(Dataset rows for apps and sites)
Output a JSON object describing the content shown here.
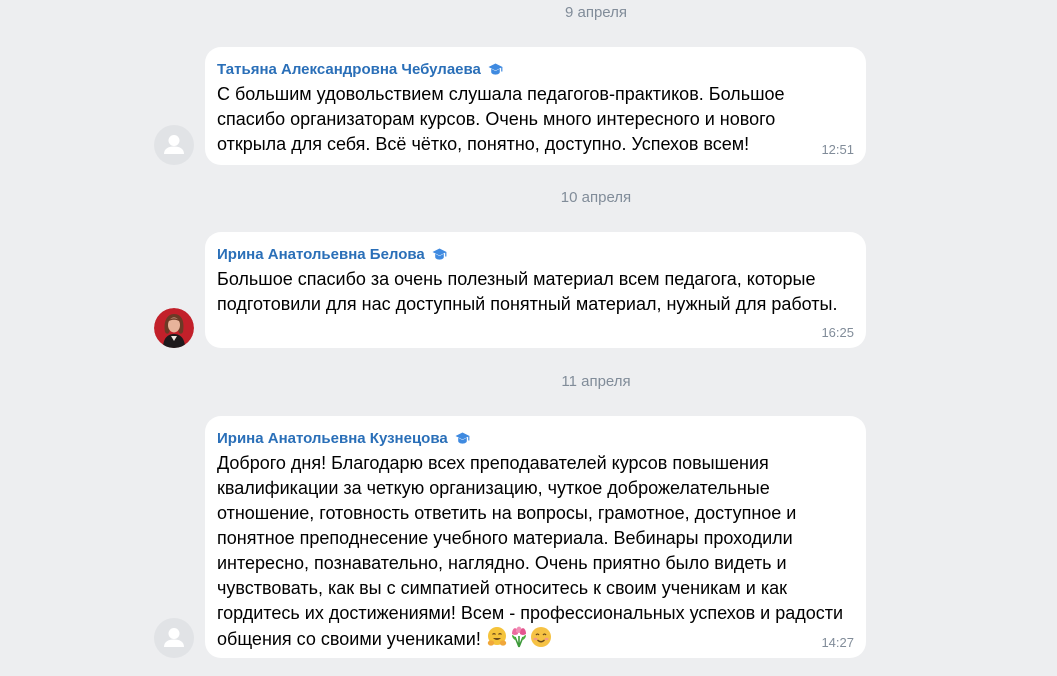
{
  "messages": [
    {
      "date": "9 апреля",
      "author": "Татьяна Александровна Чебулаева",
      "text": "С большим удовольствием слушала педагогов-практиков. Большое\nспасибо организаторам курсов. Очень много интересного и нового\nоткрыла для себя. Всё чётко, понятно, доступно. Успехов всем!",
      "time": "12:51",
      "avatar": "placeholder"
    },
    {
      "date": "10 апреля",
      "author": "Ирина Анатольевна Белова",
      "text": "Большое спасибо за очень полезный материал всем педагога, которые\nподготовили для нас доступный понятный материал, нужный для работы.",
      "time": "16:25",
      "avatar": "photo"
    },
    {
      "date": "11 апреля",
      "author": "Ирина Анатольевна Кузнецова",
      "text": "Доброго дня! Благодарю всех преподавателей курсов повышения\nквалификации за четкую организацию, чуткое доброжелательные\nотношение, готовность ответить на вопросы, грамотное, доступное и\nпонятное преподнесение учебного материала. Вебинары проходили\nинтересно, познавательно, наглядно. Очень приятно было видеть и\nчувствовать, как вы с симпатией относитесь к своим ученикам и как\nгордитесь их достижениями! Всем - профессиональных успехов и радости\nобщения со своими учениками! ",
      "emojis": [
        "hugging-face-emoji",
        "tulip-bouquet-emoji",
        "smiling-face-emoji"
      ],
      "time": "14:27",
      "avatar": "placeholder"
    }
  ],
  "icons": {
    "verified": "graduation-cap-icon",
    "avatar_placeholder": "user-silhouette-icon"
  },
  "colors": {
    "background": "#edeef0",
    "bubble": "#ffffff",
    "author": "#2a6fb8",
    "meta": "#818c99",
    "cap_icon": "#3f8ae0"
  }
}
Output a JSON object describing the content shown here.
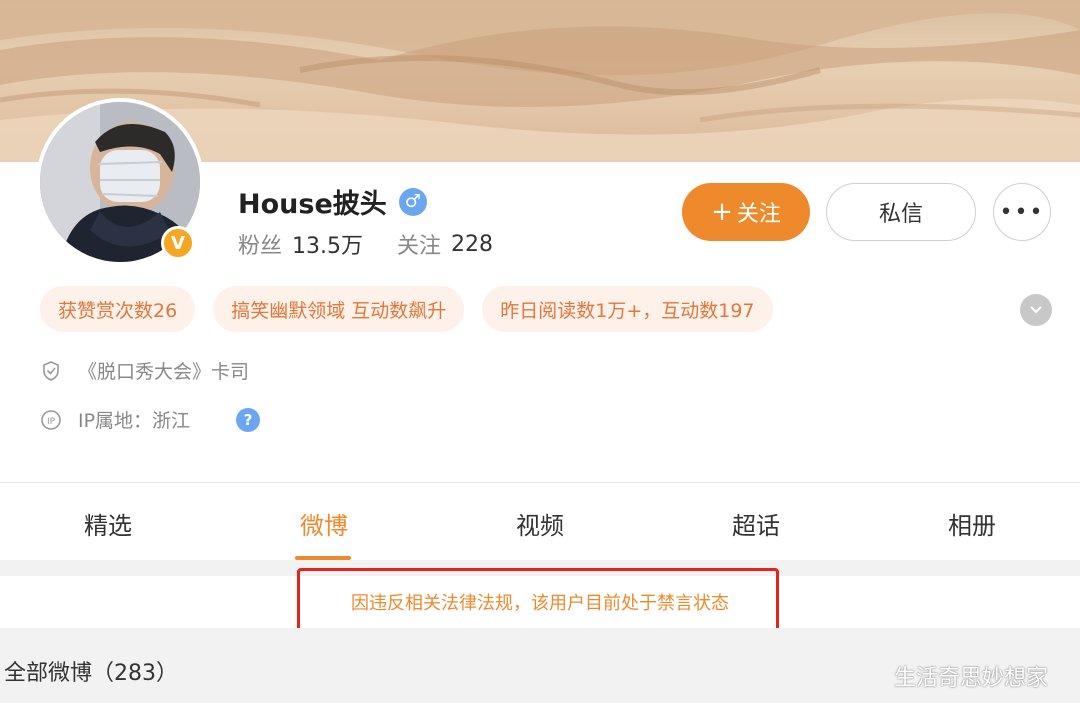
{
  "profile": {
    "username": "House披头",
    "gender_icon": "♂",
    "verified_badge": "V",
    "stats": [
      {
        "label": "粉丝",
        "value": "13.5万"
      },
      {
        "label": "关注",
        "value": "228"
      }
    ]
  },
  "actions": {
    "follow_plus": "+",
    "follow_label": "关注",
    "message_label": "私信",
    "more_label": "•••"
  },
  "tags": [
    "获赞赏次数26",
    "搞笑幽默领域 互动数飙升",
    "昨日阅读数1万+，互动数197"
  ],
  "info": {
    "certification": "《脱口秀大会》卡司",
    "ip_location": "IP属地：浙江",
    "help": "?"
  },
  "tabs": [
    "精选",
    "微博",
    "视频",
    "超话",
    "相册"
  ],
  "active_tab": "微博",
  "notice": "因违反相关法律法规，该用户目前处于禁言状态",
  "all_weibo": "全部微博（283）",
  "watermark": "生活奇思妙想家",
  "colors": {
    "accent": "#ee8a2c",
    "tag_bg": "#fdf1ea",
    "tag_text": "#e2773a",
    "highlight": "#e3231e",
    "blue": "#6aa7f0"
  }
}
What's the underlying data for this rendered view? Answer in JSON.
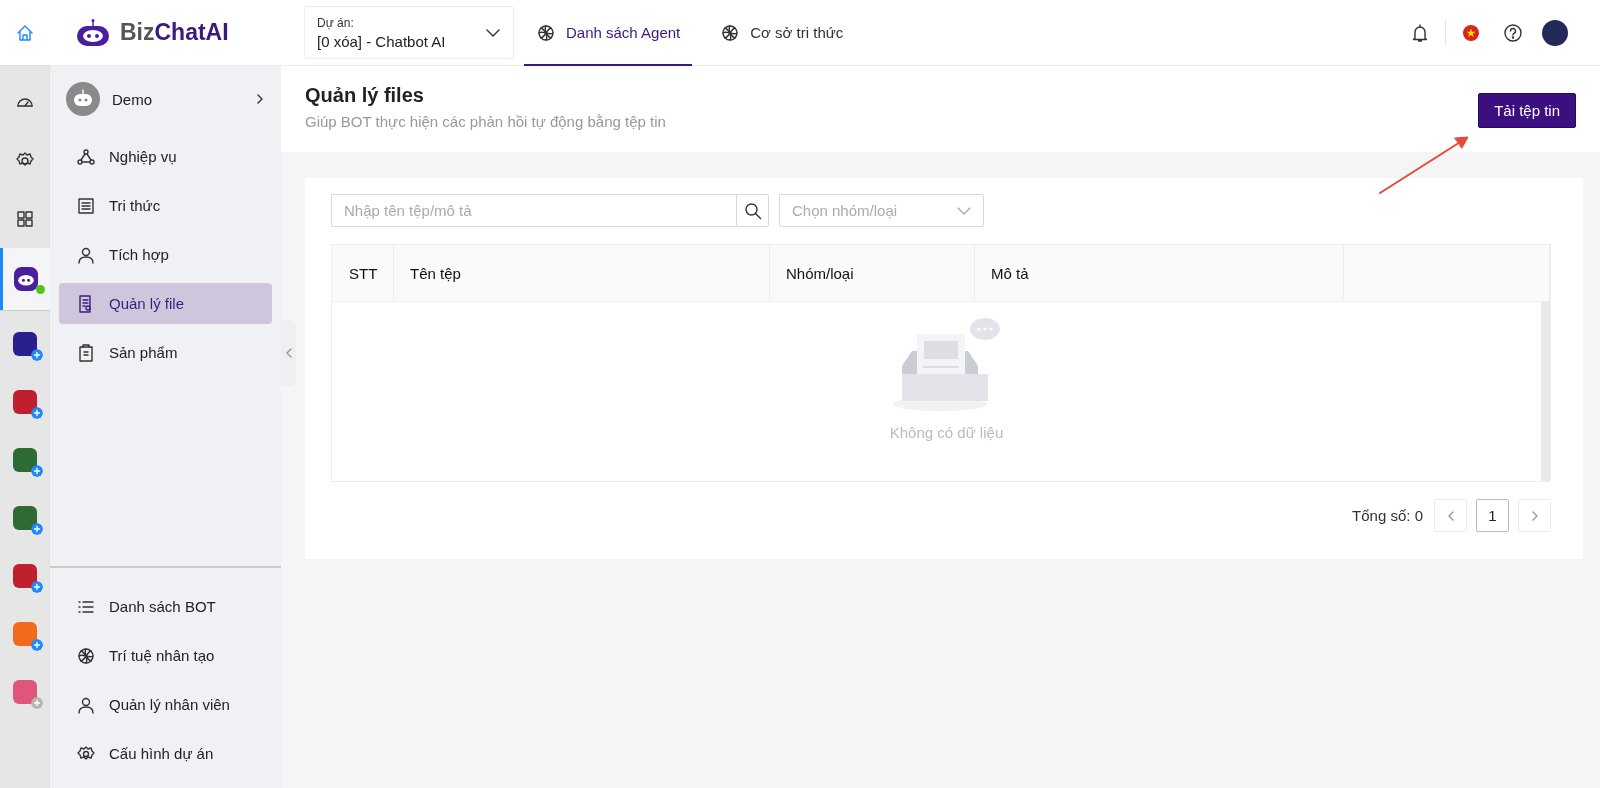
{
  "rail": {
    "items": [
      {
        "kind": "dashboard",
        "selected": false
      },
      {
        "kind": "settings",
        "selected": false
      },
      {
        "kind": "grid",
        "selected": false
      },
      {
        "kind": "bot",
        "selected": true,
        "online": true
      }
    ],
    "apps": [
      {
        "color": "#2a1f8f",
        "enabled": true
      },
      {
        "color": "#c0202e",
        "enabled": true
      },
      {
        "color": "#2e6b34",
        "enabled": true
      },
      {
        "color": "#2e6b34",
        "enabled": true
      },
      {
        "color": "#c0202e",
        "enabled": true
      },
      {
        "color": "#f26b1d",
        "enabled": true
      },
      {
        "color": "#e0557a",
        "enabled": false
      }
    ]
  },
  "header": {
    "logo": [
      "Biz",
      "ChatAI"
    ],
    "project": {
      "label": "Dự án:",
      "value": "[0 xóa] - Chatbot AI"
    },
    "tabs": [
      {
        "label": "Danh sách Agent",
        "selected": true
      },
      {
        "label": "Cơ sở tri thức",
        "selected": false
      }
    ]
  },
  "sidebar": {
    "bot": {
      "name": "Demo"
    },
    "items": [
      {
        "label": "Nghiệp vụ",
        "kind": "network",
        "selected": false
      },
      {
        "label": "Tri thức",
        "kind": "list",
        "selected": false
      },
      {
        "label": "Tích hợp",
        "kind": "user",
        "selected": false
      },
      {
        "label": "Quản lý file",
        "kind": "file",
        "selected": true
      },
      {
        "label": "Sản phẩm",
        "kind": "clipboard",
        "selected": false
      }
    ],
    "bottom_items": [
      {
        "label": "Danh sách BOT",
        "kind": "bullets"
      },
      {
        "label": "Trí tuệ nhân tạo",
        "kind": "ai"
      },
      {
        "label": "Quản lý nhân viên",
        "kind": "user"
      },
      {
        "label": "Cấu hình dự án",
        "kind": "gear"
      }
    ]
  },
  "page": {
    "title": "Quản lý files",
    "subtitle": "Giúp BOT thực hiện các phản hồi tự động bằng tệp tin",
    "upload_button": "Tải tệp tin"
  },
  "filters": {
    "search": {
      "placeholder": "Nhập tên tệp/mô tả"
    },
    "group": {
      "placeholder": "Chọn nhóm/loại"
    }
  },
  "table": {
    "columns": [
      "STT",
      "Tên tệp",
      "Nhóm/loại",
      "Mô tả"
    ],
    "empty_text": "Không có dữ liệu"
  },
  "pagination": {
    "total": "Tổng số: 0",
    "prev_disabled": true,
    "next_disabled": true,
    "pages": [
      {
        "label": "1",
        "selected": true
      }
    ]
  }
}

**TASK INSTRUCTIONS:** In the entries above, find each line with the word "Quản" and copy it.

**RESPONSE BELOW:**
        "label": "Quản lý file",
        "label": "Quản lý nhân viên",
    "title": "Quản lý files",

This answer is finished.